British health authorities said on Wednesday they would not recommend Jakavi, a drug produced by Swiss pharmaceutical company Novartis to treat a rare form of blood cancer, deeming it too expensive.

Jakavi, or Ruxolitinib, was "clinically effective but could not be considered a cost-effective use of (the National Health Services') resources," the National Institute for Health and Clinical Excellence (NICE) said in a statement.

The drug is used to treat myelofibrosis, a rare type of or .

While NICE concluded that Ruxolitinib effectively treated symptoms and "could offer survival benefit," it lamented that it was simply too expensive to impose on the , since it would mean diverting costs from elsewhere.

"It is disappointing not to be able to recommend this new treatment in our preliminary recommendations," it said.

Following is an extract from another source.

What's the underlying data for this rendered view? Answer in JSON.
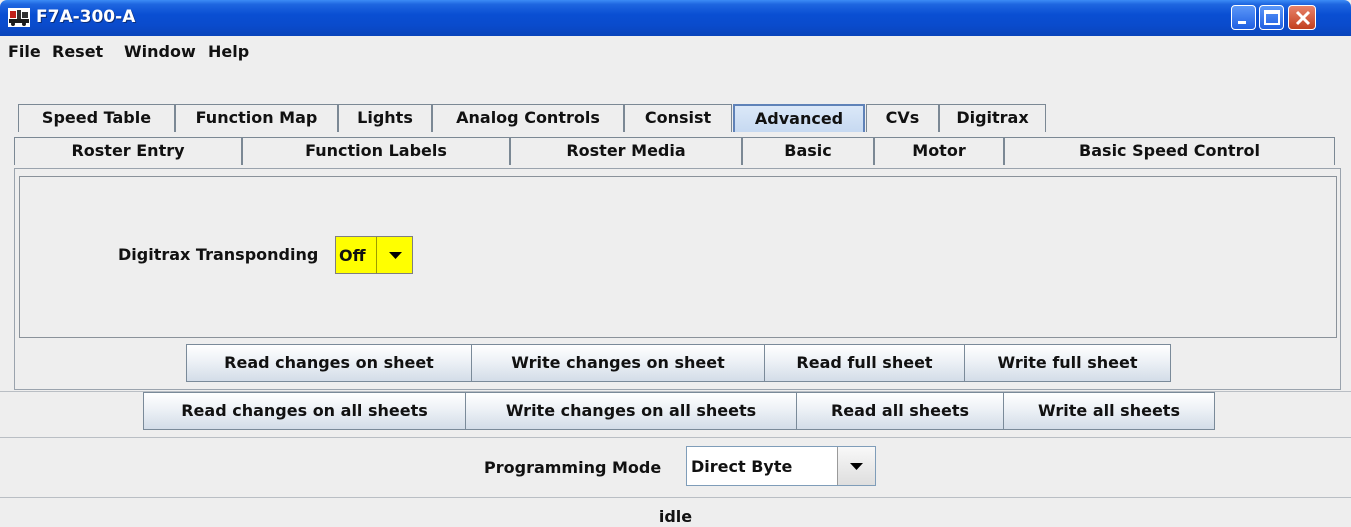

Novartis, which is facing a wave of expiring patents on its traditional big-sellers, is working hard to multiply its new drug offerings like Javaki to ensure continued growth.

But like the rest of the pharmaceutical industry, the company has also had to deal with growing pricing pressure at a time when crisis-hit countries are increasingly being forced to slash .

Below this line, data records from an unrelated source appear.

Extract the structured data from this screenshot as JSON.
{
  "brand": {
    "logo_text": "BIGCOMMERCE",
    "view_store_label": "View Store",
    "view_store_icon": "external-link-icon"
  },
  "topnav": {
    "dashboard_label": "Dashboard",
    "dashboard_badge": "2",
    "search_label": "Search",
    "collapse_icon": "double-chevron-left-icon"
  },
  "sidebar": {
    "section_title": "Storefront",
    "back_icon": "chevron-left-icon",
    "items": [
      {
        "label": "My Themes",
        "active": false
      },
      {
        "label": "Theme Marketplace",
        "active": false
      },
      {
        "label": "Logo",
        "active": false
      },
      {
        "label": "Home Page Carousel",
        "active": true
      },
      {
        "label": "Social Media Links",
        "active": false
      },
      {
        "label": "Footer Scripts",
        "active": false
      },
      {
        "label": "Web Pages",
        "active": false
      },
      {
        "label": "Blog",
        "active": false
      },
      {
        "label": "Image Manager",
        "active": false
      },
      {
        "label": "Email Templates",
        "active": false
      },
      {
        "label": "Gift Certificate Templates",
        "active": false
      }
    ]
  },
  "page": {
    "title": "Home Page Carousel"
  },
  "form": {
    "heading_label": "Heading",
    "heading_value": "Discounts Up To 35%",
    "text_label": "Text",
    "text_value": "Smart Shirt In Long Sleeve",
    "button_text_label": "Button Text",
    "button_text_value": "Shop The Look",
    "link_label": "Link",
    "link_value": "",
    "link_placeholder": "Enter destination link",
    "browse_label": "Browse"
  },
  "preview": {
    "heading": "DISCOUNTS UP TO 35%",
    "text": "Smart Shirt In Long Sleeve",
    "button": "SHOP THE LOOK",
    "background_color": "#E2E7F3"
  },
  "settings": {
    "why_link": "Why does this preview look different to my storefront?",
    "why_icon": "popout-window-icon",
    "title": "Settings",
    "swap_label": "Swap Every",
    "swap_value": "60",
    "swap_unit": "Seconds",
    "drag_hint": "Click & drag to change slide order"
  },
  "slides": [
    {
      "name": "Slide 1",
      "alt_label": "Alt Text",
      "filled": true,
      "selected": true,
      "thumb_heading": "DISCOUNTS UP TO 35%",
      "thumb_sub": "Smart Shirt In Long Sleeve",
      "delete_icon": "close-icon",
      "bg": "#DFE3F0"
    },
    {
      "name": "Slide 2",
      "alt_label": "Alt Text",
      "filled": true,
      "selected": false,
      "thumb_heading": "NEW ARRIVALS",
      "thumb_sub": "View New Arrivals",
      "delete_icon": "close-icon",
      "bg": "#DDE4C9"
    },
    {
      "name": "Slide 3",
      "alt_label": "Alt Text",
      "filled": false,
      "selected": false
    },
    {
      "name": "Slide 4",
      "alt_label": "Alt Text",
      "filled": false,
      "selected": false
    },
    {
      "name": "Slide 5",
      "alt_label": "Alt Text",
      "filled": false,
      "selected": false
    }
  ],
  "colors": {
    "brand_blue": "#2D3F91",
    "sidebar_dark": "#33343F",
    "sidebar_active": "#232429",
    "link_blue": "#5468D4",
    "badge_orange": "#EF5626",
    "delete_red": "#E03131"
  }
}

Last month it announced that its net sales in 2012 had slipped 3.0 percent year-on-year to $56.7 billion (42.1 million euros).

add to favorites email to friend print save as pdf

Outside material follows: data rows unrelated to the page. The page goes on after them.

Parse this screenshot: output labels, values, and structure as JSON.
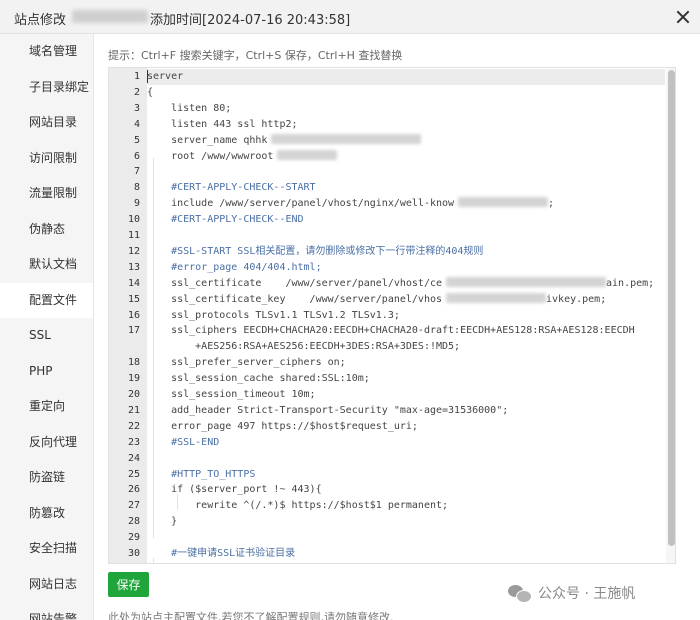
{
  "window": {
    "title_prefix": "站点修改",
    "title_suffix": "添加时间[2024-07-16 20:43:58]"
  },
  "sidebar": {
    "items": [
      {
        "label": "域名管理"
      },
      {
        "label": "子目录绑定"
      },
      {
        "label": "网站目录"
      },
      {
        "label": "访问限制"
      },
      {
        "label": "流量限制"
      },
      {
        "label": "伪静态"
      },
      {
        "label": "默认文档"
      },
      {
        "label": "配置文件",
        "active": true
      },
      {
        "label": "SSL"
      },
      {
        "label": "PHP"
      },
      {
        "label": "重定向"
      },
      {
        "label": "反向代理"
      },
      {
        "label": "防盗链"
      },
      {
        "label": "防篡改"
      },
      {
        "label": "安全扫描"
      },
      {
        "label": "网站日志"
      },
      {
        "label": "网站告警"
      }
    ]
  },
  "editor": {
    "hint": "提示：Ctrl+F 搜索关键字，Ctrl+S 保存，Ctrl+H 查找替换",
    "lines": [
      {
        "num": "1",
        "text": "server"
      },
      {
        "num": "2",
        "text": "{"
      },
      {
        "num": "3",
        "text": "    listen 80;"
      },
      {
        "num": "4",
        "text": "    listen 443 ssl http2;"
      },
      {
        "num": "5",
        "text": "    server_name qhhk"
      },
      {
        "num": "6",
        "text": "    root /www/wwwroot"
      },
      {
        "num": "7",
        "text": ""
      },
      {
        "num": "8",
        "text": "    #CERT-APPLY-CHECK--START"
      },
      {
        "num": "9",
        "text": "    include /www/server/panel/vhost/nginx/well-know",
        "tail": ";"
      },
      {
        "num": "10",
        "text": "    #CERT-APPLY-CHECK--END"
      },
      {
        "num": "11",
        "text": ""
      },
      {
        "num": "12",
        "text": "    #SSL-START SSL相关配置，请勿删除或修改下一行带注释的404规则"
      },
      {
        "num": "13",
        "text": "    #error_page 404/404.html;"
      },
      {
        "num": "14",
        "text": "    ssl_certificate    /www/server/panel/vhost/ce",
        "tail": "ain.pem;"
      },
      {
        "num": "15",
        "text": "    ssl_certificate_key    /www/server/panel/vhos",
        "tail": "ivkey.pem;"
      },
      {
        "num": "16",
        "text": "    ssl_protocols TLSv1.1 TLSv1.2 TLSv1.3;"
      },
      {
        "num": "17",
        "text": "    ssl_ciphers EECDH+CHACHA20:EECDH+CHACHA20-draft:EECDH+AES128:RSA+AES128:EECDH"
      },
      {
        "num": "",
        "text": "        +AES256:RSA+AES256:EECDH+3DES:RSA+3DES:!MD5;"
      },
      {
        "num": "18",
        "text": "    ssl_prefer_server_ciphers on;"
      },
      {
        "num": "19",
        "text": "    ssl_session_cache shared:SSL:10m;"
      },
      {
        "num": "20",
        "text": "    ssl_session_timeout 10m;"
      },
      {
        "num": "21",
        "text": "    add_header Strict-Transport-Security \"max-age=31536000\";"
      },
      {
        "num": "22",
        "text": "    error_page 497 https://$host$request_uri;"
      },
      {
        "num": "23",
        "text": "    #SSL-END"
      },
      {
        "num": "24",
        "text": ""
      },
      {
        "num": "25",
        "text": "    #HTTP_TO_HTTPS"
      },
      {
        "num": "26",
        "text": "    if ($server_port !~ 443){"
      },
      {
        "num": "27",
        "text": "        rewrite ^(/.*)$ https://$host$1 permanent;"
      },
      {
        "num": "28",
        "text": "    }"
      },
      {
        "num": "29",
        "text": ""
      },
      {
        "num": "30",
        "text": "    #一键申请SSL证书验证目录"
      }
    ]
  },
  "actions": {
    "save_label": "保存"
  },
  "footer": {
    "note": "此处为站点主配置文件,若您不了解配置规则,请勿随意修改."
  },
  "watermark": {
    "text": "公众号 · 王施帆"
  },
  "colors": {
    "save_button": "#20a53a",
    "comment": "#4a6fa5",
    "sidebar_bg": "#f5f5f5",
    "gutter_bg": "#ebebeb"
  }
}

Related Stories

Recommended for you

Pyridoxine-doxylamine drug safety data lacking

2 hours ago

(Medical Xpress)—The most commonly prescribed drug for pregnant women suffering from morning sickness in their first trimester does not prevent birth defects even though drug safety data says it does, according to research ...

FDA approves new type 2 diabetes drug

19 hours ago

(HealthDay)—Millions of Americans with type 2 diabetes have a new treatment option with the U.S. Food and Drug Administration's approval Tuesday of a once-weekly injectable drug, Tanzeum.

AAFP provides tips to address patients' vaccine concerns

Apr 14, 2014

(HealthDay)—Physicians remain the biggest influence on whether patients get vaccinated, and must be prepared to address patients' reservations, according to an article published in the March/April issue ...

User comments